Some advice–keep the background free of distractions and as neutral as possible. Pay attention to how you crop your images to put your work front and center. Don’t be afraid to use photo editing tools to create a good, crisp image–while you don’t want to actually alter the underlying image, it’s definitely not “cheating” to adjust digital parameters (levels, brightness, shadows, etc.) to get a clearer image of your work. Barry also advised students keep and carry a sketchbook so that you are always creating images that may evolve into pieces in your portfolio.
Jay Daniel, owner of Black Cat photography (who also generously photographed work for students attending the workshop) spoke about his work as a technician creating high quality images for artists and about his experience in the art field at large.
Jay laid out elements to pay attention to when photographing work (PDF here) and went over a photography set-up that he said works for “75 to 90% of any artwork you might need to photograph” (PDF here). He also talked about how working artists need to balance creativity and financial sustainability.
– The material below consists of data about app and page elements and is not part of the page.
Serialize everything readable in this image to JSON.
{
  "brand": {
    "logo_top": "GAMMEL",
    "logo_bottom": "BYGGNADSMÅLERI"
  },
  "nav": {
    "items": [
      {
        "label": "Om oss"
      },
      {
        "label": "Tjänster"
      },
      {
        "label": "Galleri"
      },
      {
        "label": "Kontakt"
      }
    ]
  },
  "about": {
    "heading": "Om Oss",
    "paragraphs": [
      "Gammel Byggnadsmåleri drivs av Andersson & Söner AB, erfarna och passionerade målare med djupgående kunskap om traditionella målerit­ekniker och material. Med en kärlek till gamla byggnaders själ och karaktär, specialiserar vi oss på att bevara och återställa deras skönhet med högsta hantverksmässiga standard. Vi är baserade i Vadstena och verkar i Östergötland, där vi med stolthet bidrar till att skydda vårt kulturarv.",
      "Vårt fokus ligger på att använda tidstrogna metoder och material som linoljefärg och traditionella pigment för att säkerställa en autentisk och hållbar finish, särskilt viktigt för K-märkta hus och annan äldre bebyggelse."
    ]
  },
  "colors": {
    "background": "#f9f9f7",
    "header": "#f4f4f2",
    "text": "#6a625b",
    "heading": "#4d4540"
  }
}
It’s a tiny percentage of artists, he noted, that can create absolute anything they want, however and whenever they want, and have that work out financially for them. You need to explore all your options and figure out what will work well for you. Will you be happy adjusting your work to an art director’s requests or creating work on a deadline that absolutely can’t be missed? Can you find someone who wants to buy the kind of work you like to create? He mentioned that when he was teaching a portfolio course in an art college, he required students to also create a business plan, something many of them resisted but that he felt was essential. At the same time he asked a “very successful artist friend” he works with what her advice for students would be and she said young artists need to balance the business side of art with their creativity and keep their practice “joyful.”
Finally architect, designer and educator Shirl Buss, walked students down the curving and creative pathway from a childhood love of building things with her father, to college at UCLA, to establishing a nonprofit around women in construction, to architecture school and her current work in both design and education.
Shirl talked with students about how the same ideas can come up again and again in different ways, creating new turns in the pathway–in Shirl’s case finding herself in a man’s world and deciding what to do about that, first in construction and later in architecture school; her love of teaching children of all ages throughout all the phases of her career; her enthusiasm for power tools (and especially for teaching kids to build with them!) and her interest in design and how humans shape the world around us. She encouraged students to be open and to explore and find their own creative pathways forward, which she is confident they will do!
We are so grateful to all our panelists and the California Arts Council for helping to make this happen–thank you!Older Entries »